*** Opening of Extracted information ***
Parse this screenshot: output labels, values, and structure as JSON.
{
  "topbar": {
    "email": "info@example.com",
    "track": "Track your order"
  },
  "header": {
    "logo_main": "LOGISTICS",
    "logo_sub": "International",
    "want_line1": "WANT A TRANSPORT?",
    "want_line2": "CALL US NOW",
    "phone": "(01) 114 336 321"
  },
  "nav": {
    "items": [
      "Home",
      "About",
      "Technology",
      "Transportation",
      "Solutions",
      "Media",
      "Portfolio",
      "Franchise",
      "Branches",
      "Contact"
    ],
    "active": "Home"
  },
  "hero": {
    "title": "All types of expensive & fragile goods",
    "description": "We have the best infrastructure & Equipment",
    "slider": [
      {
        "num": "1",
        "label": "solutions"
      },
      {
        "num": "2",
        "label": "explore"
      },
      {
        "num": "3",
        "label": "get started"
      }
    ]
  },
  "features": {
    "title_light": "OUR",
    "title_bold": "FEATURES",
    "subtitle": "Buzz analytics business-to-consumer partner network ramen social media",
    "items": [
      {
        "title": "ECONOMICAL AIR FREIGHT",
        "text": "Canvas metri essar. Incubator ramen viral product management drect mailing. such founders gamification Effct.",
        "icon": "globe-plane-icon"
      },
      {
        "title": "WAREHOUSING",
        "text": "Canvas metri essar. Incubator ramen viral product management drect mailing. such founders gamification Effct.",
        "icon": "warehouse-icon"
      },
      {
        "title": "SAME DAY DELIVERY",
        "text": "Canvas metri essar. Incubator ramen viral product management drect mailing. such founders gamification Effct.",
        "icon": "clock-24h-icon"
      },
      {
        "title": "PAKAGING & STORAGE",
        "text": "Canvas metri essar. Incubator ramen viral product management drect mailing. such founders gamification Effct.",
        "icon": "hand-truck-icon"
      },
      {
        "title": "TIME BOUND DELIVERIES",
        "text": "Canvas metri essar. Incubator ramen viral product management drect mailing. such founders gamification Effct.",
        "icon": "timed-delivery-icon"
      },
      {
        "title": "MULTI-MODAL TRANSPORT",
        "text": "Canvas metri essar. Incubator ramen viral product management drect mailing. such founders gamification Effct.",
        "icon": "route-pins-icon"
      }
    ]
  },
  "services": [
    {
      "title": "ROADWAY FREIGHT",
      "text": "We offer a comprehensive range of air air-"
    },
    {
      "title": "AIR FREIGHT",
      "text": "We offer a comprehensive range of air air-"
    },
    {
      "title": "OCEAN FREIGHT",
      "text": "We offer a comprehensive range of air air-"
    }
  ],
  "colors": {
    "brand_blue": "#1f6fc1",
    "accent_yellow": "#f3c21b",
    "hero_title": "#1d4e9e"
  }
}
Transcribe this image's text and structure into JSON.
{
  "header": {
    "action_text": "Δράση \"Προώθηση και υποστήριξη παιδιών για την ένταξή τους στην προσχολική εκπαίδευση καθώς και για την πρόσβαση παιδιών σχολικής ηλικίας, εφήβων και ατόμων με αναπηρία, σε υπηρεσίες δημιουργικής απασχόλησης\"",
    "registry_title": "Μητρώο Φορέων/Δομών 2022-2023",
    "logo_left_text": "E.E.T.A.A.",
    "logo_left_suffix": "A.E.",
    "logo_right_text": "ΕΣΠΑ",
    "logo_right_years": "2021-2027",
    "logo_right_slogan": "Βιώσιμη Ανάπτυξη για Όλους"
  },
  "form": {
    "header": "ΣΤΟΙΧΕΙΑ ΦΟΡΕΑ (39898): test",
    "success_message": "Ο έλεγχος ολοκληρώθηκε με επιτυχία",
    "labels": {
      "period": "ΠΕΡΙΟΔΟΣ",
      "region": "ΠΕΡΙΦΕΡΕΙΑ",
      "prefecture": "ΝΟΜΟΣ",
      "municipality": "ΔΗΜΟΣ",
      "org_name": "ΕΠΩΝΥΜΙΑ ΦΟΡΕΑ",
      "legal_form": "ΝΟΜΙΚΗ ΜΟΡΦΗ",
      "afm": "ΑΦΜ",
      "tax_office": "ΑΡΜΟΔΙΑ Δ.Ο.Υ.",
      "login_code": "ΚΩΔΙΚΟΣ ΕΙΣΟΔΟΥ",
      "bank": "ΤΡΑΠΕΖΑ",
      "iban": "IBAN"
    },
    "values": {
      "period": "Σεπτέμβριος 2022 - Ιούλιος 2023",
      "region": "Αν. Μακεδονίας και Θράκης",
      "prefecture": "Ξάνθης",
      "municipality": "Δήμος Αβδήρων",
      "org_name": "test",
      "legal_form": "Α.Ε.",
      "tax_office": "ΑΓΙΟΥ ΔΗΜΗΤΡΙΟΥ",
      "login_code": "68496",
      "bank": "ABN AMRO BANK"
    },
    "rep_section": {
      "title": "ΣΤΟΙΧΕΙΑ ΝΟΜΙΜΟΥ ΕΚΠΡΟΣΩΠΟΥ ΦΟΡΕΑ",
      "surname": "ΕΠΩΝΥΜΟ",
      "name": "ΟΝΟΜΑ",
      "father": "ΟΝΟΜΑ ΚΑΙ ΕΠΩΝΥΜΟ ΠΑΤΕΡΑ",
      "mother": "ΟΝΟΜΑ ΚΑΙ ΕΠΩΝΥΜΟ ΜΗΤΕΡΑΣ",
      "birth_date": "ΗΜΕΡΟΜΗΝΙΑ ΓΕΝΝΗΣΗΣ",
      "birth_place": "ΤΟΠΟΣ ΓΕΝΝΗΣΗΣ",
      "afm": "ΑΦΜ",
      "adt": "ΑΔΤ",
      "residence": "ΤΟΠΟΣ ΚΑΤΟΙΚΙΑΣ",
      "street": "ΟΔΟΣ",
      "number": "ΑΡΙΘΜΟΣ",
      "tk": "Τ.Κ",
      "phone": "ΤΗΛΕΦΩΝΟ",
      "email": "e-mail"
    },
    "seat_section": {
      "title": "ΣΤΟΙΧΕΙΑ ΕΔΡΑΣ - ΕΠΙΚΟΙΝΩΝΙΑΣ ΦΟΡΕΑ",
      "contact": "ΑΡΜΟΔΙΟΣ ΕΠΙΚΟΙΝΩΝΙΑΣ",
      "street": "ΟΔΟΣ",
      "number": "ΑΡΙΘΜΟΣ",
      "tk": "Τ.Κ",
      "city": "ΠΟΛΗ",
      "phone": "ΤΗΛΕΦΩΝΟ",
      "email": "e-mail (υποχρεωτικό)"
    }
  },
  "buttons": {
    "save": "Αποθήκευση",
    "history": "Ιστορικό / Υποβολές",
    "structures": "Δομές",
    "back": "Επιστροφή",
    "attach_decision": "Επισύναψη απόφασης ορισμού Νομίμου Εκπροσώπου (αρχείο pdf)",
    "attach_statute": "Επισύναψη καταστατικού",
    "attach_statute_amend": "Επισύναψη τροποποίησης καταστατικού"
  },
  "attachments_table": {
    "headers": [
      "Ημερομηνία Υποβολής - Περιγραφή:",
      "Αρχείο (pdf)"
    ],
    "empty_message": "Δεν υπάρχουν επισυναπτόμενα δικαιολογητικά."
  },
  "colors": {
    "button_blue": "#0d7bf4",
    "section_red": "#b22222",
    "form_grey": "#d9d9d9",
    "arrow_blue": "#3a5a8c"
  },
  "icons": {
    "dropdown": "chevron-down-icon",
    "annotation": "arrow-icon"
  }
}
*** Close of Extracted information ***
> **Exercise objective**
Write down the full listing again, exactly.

> **Result of this exercise**
Parse this screenshot: output labels, values, and structure as JSON.
{
  "topbar": {
    "email": "info@example.com",
    "track": "Track your order"
  },
  "header": {
    "logo_main": "LOGISTICS",
    "logo_sub": "International",
    "want_line1": "WANT A TRANSPORT?",
    "want_line2": "CALL US NOW",
    "phone": "(01) 114 336 321"
  },
  "nav": {
    "items": [
      "Home",
      "About",
      "Technology",
      "Transportation",
      "Solutions",
      "Media",
      "Portfolio",
      "Franchise",
      "Branches",
      "Contact"
    ],
    "active": "Home"
  },
  "hero": {
    "title": "All types of expensive & fragile goods",
    "description": "We have the best infrastructure & Equipment",
    "slider": [
      {
        "num": "1",
        "label": "solutions"
      },
      {
        "num": "2",
        "label": "explore"
      },
      {
        "num": "3",
        "label": "get started"
      }
    ]
  },
  "features": {
    "title_light": "OUR",
    "title_bold": "FEATURES",
    "subtitle": "Buzz analytics business-to-consumer partner network ramen social media",
    "items": [
      {
        "title": "ECONOMICAL AIR FREIGHT",
        "text": "Canvas metri essar. Incubator ramen viral product management drect mailing. such founders gamification Effct.",
        "icon": "globe-plane-icon"
      },
      {
        "title": "WAREHOUSING",
        "text": "Canvas metri essar. Incubator ramen viral product management drect mailing. such founders gamification Effct.",
        "icon": "warehouse-icon"
      },
      {
        "title": "SAME DAY DELIVERY",
        "text": "Canvas metri essar. Incubator ramen viral product management drect mailing. such founders gamification Effct.",
        "icon": "clock-24h-icon"
      },
      {
        "title": "PAKAGING & STORAGE",
        "text": "Canvas metri essar. Incubator ramen viral product management drect mailing. such founders gamification Effct.",
        "icon": "hand-truck-icon"
      },
      {
        "title": "TIME BOUND DELIVERIES",
        "text": "Canvas metri essar. Incubator ramen viral product management drect mailing. such founders gamification Effct.",
        "icon": "timed-delivery-icon"
      },
      {
        "title": "MULTI-MODAL TRANSPORT",
        "text": "Canvas metri essar. Incubator ramen viral product management drect mailing. such founders gamification Effct.",
        "icon": "route-pins-icon"
      }
    ]
  },
  "services": [
    {
      "title": "ROADWAY FREIGHT",
      "text": "We offer a comprehensive range of air air-"
    },
    {
      "title": "AIR FREIGHT",
      "text": "We offer a comprehensive range of air air-"
    },
    {
      "title": "OCEAN FREIGHT",
      "text": "We offer a comprehensive range of air air-"
    }
  ],
  "colors": {
    "brand_blue": "#1f6fc1",
    "accent_yellow": "#f3c21b",
    "hero_title": "#1d4e9e"
  }
}
Transcribe this image's text and structure into JSON.
{
  "header": {
    "action_text": "Δράση \"Προώθηση και υποστήριξη παιδιών για την ένταξή τους στην προσχολική εκπαίδευση καθώς και για την πρόσβαση παιδιών σχολικής ηλικίας, εφήβων και ατόμων με αναπηρία, σε υπηρεσίες δημιουργικής απασχόλησης\"",
    "registry_title": "Μητρώο Φορέων/Δομών 2022-2023",
    "logo_left_text": "E.E.T.A.A.",
    "logo_left_suffix": "A.E.",
    "logo_right_text": "ΕΣΠΑ",
    "logo_right_years": "2021-2027",
    "logo_right_slogan": "Βιώσιμη Ανάπτυξη για Όλους"
  },
  "form": {
    "header": "ΣΤΟΙΧΕΙΑ ΦΟΡΕΑ (39898): test",
    "success_message": "Ο έλεγχος ολοκληρώθηκε με επιτυχία",
    "labels": {
      "period": "ΠΕΡΙΟΔΟΣ",
      "region": "ΠΕΡΙΦΕΡΕΙΑ",
      "prefecture": "ΝΟΜΟΣ",
      "municipality": "ΔΗΜΟΣ",
      "org_name": "ΕΠΩΝΥΜΙΑ ΦΟΡΕΑ",
      "legal_form": "ΝΟΜΙΚΗ ΜΟΡΦΗ",
      "afm": "ΑΦΜ",
      "tax_office": "ΑΡΜΟΔΙΑ Δ.Ο.Υ.",
      "login_code": "ΚΩΔΙΚΟΣ ΕΙΣΟΔΟΥ",
      "bank": "ΤΡΑΠΕΖΑ",
      "iban": "IBAN"
    },
    "values": {
      "period": "Σεπτέμβριος 2022 - Ιούλιος 2023",
      "region": "Αν. Μακεδονίας και Θράκης",
      "prefecture": "Ξάνθης",
      "municipality": "Δήμος Αβδήρων",
      "org_name": "test",
      "legal_form": "Α.Ε.",
      "tax_office": "ΑΓΙΟΥ ΔΗΜΗΤΡΙΟΥ",
      "login_code": "68496",
      "bank": "ABN AMRO BANK"
    },
    "rep_section": {
      "title": "ΣΤΟΙΧΕΙΑ ΝΟΜΙΜΟΥ ΕΚΠΡΟΣΩΠΟΥ ΦΟΡΕΑ",
      "surname": "ΕΠΩΝΥΜΟ",
      "name": "ΟΝΟΜΑ",
      "father": "ΟΝΟΜΑ ΚΑΙ ΕΠΩΝΥΜΟ ΠΑΤΕΡΑ",
      "mother": "ΟΝΟΜΑ ΚΑΙ ΕΠΩΝΥΜΟ ΜΗΤΕΡΑΣ",
      "birth_date": "ΗΜΕΡΟΜΗΝΙΑ ΓΕΝΝΗΣΗΣ",
      "birth_place": "ΤΟΠΟΣ ΓΕΝΝΗΣΗΣ",
      "afm": "ΑΦΜ",
      "adt": "ΑΔΤ",
      "residence": "ΤΟΠΟΣ ΚΑΤΟΙΚΙΑΣ",
      "street": "ΟΔΟΣ",
      "number": "ΑΡΙΘΜΟΣ",
      "tk": "Τ.Κ",
      "phone": "ΤΗΛΕΦΩΝΟ",
      "email": "e-mail"
    },
    "seat_section": {
      "title": "ΣΤΟΙΧΕΙΑ ΕΔΡΑΣ - ΕΠΙΚΟΙΝΩΝΙΑΣ ΦΟΡΕΑ",
      "contact": "ΑΡΜΟΔΙΟΣ ΕΠΙΚΟΙΝΩΝΙΑΣ",
      "street": "ΟΔΟΣ",
      "number": "ΑΡΙΘΜΟΣ",
      "tk": "Τ.Κ",
      "city": "ΠΟΛΗ",
      "phone": "ΤΗΛΕΦΩΝΟ",
      "email": "e-mail (υποχρεωτικό)"
    }
  },
  "buttons": {
    "save": "Αποθήκευση",
    "history": "Ιστορικό / Υποβολές",
    "structures": "Δομές",
    "back": "Επιστροφή",
    "attach_decision": "Επισύναψη απόφασης ορισμού Νομίμου Εκπροσώπου (αρχείο pdf)",
    "attach_statute": "Επισύναψη καταστατικού",
    "attach_statute_amend": "Επισύναψη τροποποίησης καταστατικού"
  },
  "attachments_table": {
    "headers": [
      "Ημερομηνία Υποβολής - Περιγραφή:",
      "Αρχείο (pdf)"
    ],
    "empty_message": "Δεν υπάρχουν επισυναπτόμενα δικαιολογητικά."
  },
  "colors": {
    "button_blue": "#0d7bf4",
    "section_red": "#b22222",
    "form_grey": "#d9d9d9",
    "arrow_blue": "#3a5a8c"
  },
  "icons": {
    "dropdown": "chevron-down-icon",
    "annotation": "arrow-icon"
  }
}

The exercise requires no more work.